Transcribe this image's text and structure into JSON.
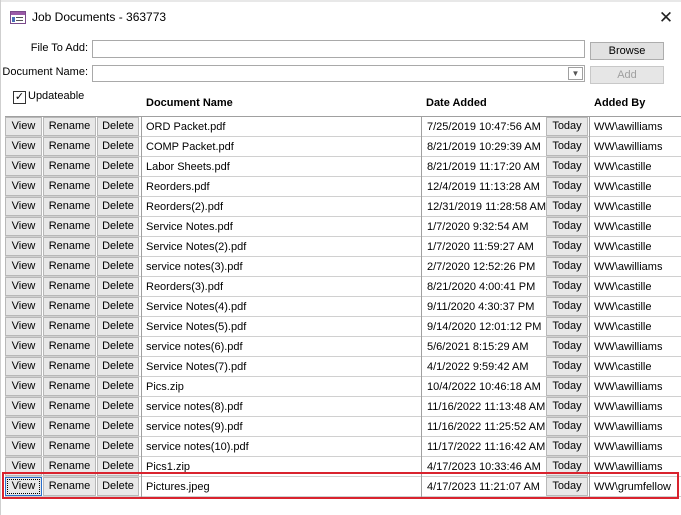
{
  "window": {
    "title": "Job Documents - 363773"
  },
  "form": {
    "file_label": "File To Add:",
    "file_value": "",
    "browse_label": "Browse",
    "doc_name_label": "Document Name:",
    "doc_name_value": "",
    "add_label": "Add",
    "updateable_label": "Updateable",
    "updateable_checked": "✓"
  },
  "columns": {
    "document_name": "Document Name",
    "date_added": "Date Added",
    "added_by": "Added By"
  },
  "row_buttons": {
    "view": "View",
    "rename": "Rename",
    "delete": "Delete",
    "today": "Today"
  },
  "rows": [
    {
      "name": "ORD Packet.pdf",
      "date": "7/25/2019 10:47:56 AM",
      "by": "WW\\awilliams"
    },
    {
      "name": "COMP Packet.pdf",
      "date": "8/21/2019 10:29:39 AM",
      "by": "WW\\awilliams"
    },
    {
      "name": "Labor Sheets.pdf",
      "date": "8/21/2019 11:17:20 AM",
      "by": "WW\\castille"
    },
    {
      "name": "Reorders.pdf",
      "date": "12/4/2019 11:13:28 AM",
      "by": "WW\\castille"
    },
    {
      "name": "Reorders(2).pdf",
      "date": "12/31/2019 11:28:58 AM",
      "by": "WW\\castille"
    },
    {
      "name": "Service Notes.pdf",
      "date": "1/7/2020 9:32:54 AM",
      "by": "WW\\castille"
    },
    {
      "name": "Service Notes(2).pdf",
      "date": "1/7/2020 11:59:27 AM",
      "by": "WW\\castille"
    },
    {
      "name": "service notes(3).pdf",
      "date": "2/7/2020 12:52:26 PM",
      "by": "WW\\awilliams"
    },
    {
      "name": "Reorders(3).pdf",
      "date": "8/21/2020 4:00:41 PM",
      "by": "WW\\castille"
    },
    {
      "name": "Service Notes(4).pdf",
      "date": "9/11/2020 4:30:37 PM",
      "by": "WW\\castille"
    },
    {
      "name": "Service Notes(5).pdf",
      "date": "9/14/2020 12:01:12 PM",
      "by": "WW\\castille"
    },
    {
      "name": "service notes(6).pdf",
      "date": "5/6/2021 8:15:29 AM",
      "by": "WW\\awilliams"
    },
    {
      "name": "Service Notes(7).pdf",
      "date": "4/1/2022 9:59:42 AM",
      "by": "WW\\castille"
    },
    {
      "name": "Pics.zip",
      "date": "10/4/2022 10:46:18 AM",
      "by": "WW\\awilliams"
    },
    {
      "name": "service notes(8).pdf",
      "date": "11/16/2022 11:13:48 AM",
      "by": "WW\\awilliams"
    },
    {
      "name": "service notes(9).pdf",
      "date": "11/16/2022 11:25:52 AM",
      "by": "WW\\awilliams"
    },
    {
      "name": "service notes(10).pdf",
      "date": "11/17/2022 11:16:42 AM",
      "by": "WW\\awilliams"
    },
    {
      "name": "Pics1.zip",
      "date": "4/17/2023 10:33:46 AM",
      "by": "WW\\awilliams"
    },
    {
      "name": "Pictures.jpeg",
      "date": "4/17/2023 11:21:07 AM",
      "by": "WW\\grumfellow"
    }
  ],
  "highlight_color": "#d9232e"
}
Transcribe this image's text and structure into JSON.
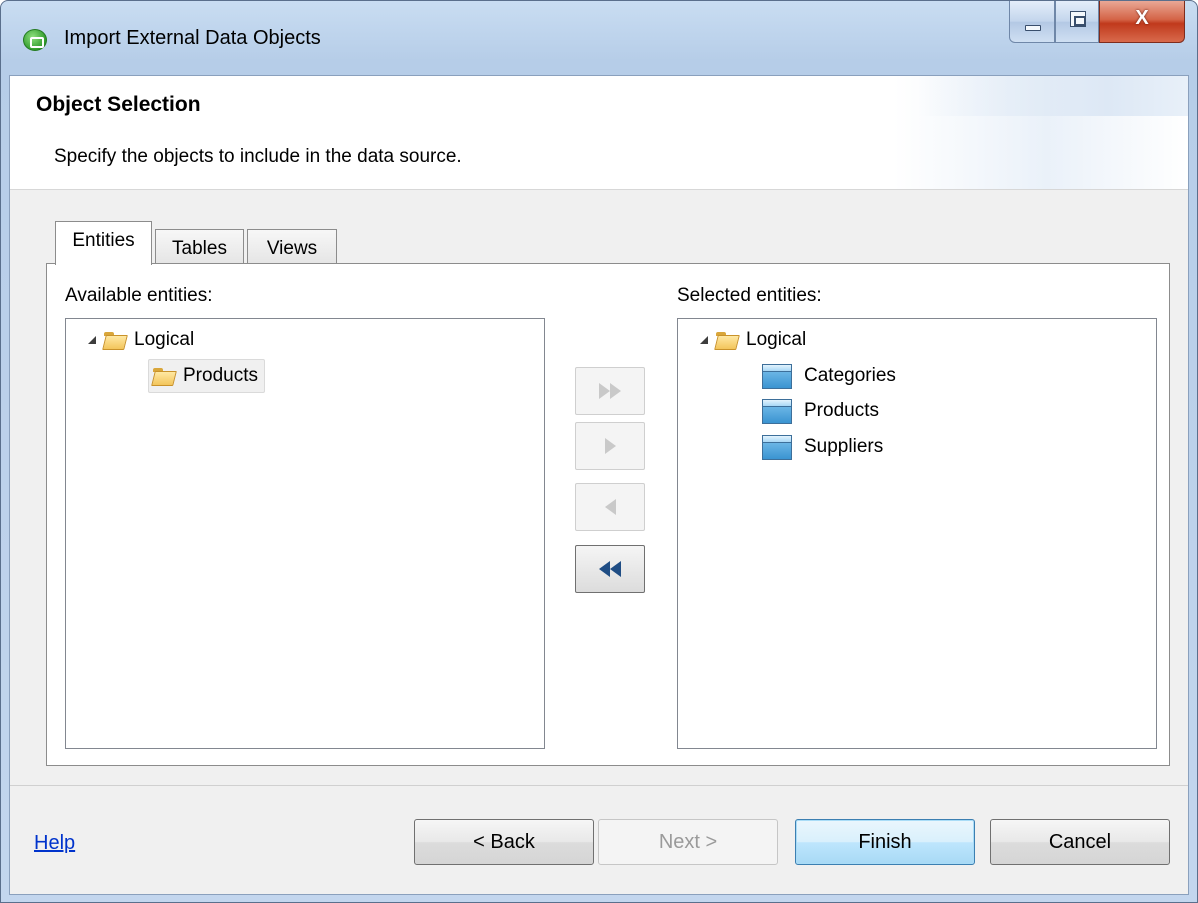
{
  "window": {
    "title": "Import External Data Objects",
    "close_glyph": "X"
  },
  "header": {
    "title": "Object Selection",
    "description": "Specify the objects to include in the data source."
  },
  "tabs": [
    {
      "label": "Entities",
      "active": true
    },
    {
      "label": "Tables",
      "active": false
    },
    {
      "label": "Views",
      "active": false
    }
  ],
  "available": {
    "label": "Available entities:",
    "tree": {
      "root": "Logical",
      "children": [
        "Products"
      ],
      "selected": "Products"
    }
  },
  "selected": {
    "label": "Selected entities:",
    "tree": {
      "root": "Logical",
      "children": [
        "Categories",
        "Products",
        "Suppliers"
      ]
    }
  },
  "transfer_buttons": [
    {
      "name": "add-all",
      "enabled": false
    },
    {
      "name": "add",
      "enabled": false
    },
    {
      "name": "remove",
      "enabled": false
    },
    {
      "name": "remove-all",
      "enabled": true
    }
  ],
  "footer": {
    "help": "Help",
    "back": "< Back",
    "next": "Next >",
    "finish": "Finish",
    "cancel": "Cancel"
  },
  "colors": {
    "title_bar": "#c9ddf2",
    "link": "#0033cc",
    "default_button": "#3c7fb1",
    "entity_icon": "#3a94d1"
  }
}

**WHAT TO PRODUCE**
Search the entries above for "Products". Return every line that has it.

**ANSWER SPACE**
        "Products"
      "selected": "Products"
        "Products",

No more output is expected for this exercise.